It is not uncommon to see companies perform well in the years after insiders buy shares. The flip side of that is that...
Britain, the birth place of coal power, is set this year to use more electricity from zero-carbon sources such as wind, solar and nuclear than from fossil fuel plants for the first time, the country's National Grid said on Friday. Britain was home to the world's first coal-fuelled power plant in the 1880s, and coal was its dominant electricity source and a major economic driver for the next century. "The incredible progress that Britain has made in the past 10 years means we can now say 2019 will be the year zero-carbon power beats fossil fuel fired generation for the first time," National Grid CEO John Pettigrew said.
NYSE: NGG), announces the addition of 4 new portfolio companies and 2 new strategic fund investments. NGP has invested in Audio Analytic, Carbon Lighthouse, Copperleaf and GoCardless, and has become a limited partner in IQ Capital Fund III LP (an IQ Capital fund) and JVP VIII, L.P. (a Jerusalem Venture Partners fund). With these investments, NGP expands its portfolio to 12 companies with $90 million invested to-date and 3 strategic fund investments at the intersection of energy and information technology – furthering its provocative vision to define a smarter and more renewable energy future.
National Grid plc (NGG) could be a stock to avoid from a technical perspective, as the firm is seeing unfavorable trends on the moving average crossover front.
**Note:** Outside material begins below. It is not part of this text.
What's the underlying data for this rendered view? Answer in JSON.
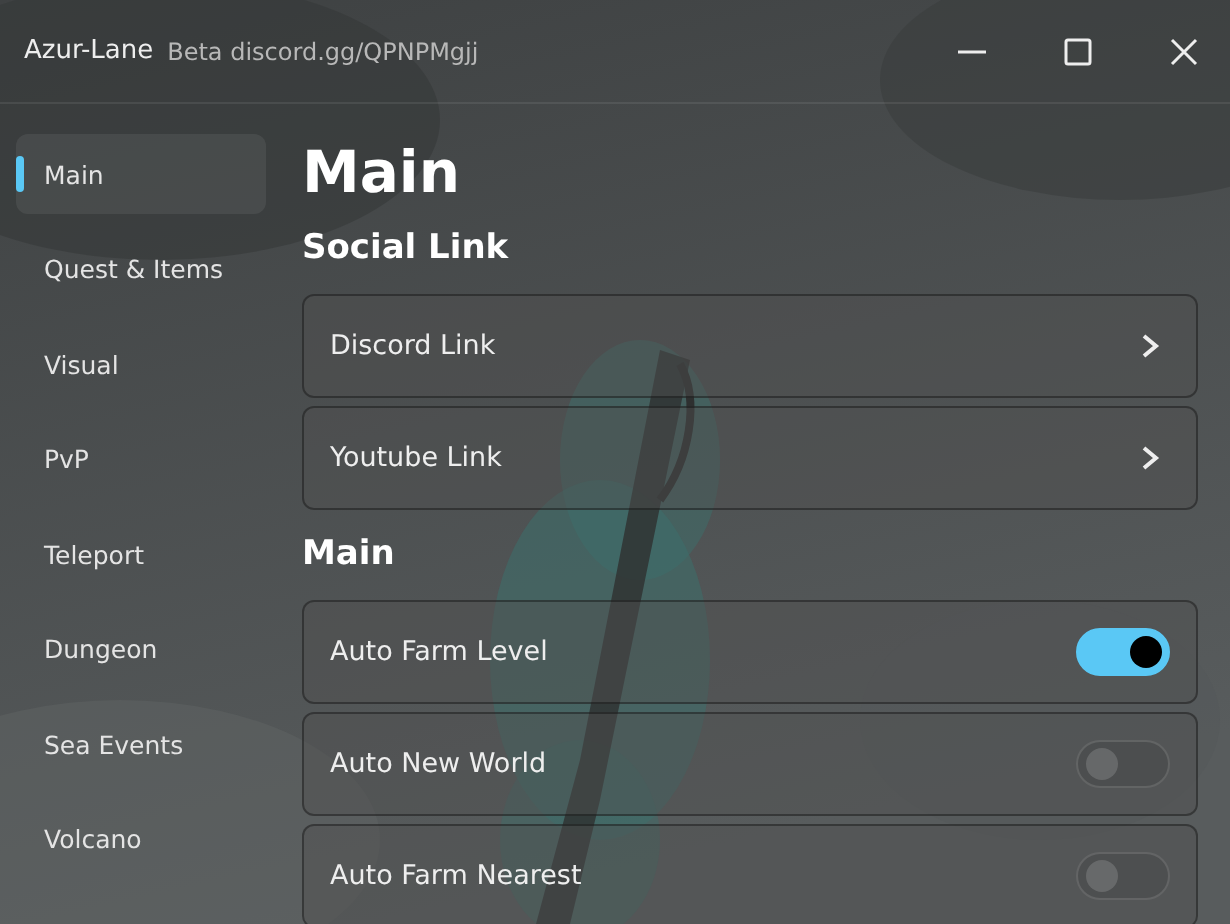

Williams Cos Inc said on Thursday it believes it can answer concerns raised by environmental regulators in New York and New Jersey about the company's proposed Northeast Supply Enhancement (NESE) project and get the natural gas pipe built by the winter of 2020/2021. The denials were the latest of many for projects that New York and New Jersey have rejected for environmental reasons in recent years.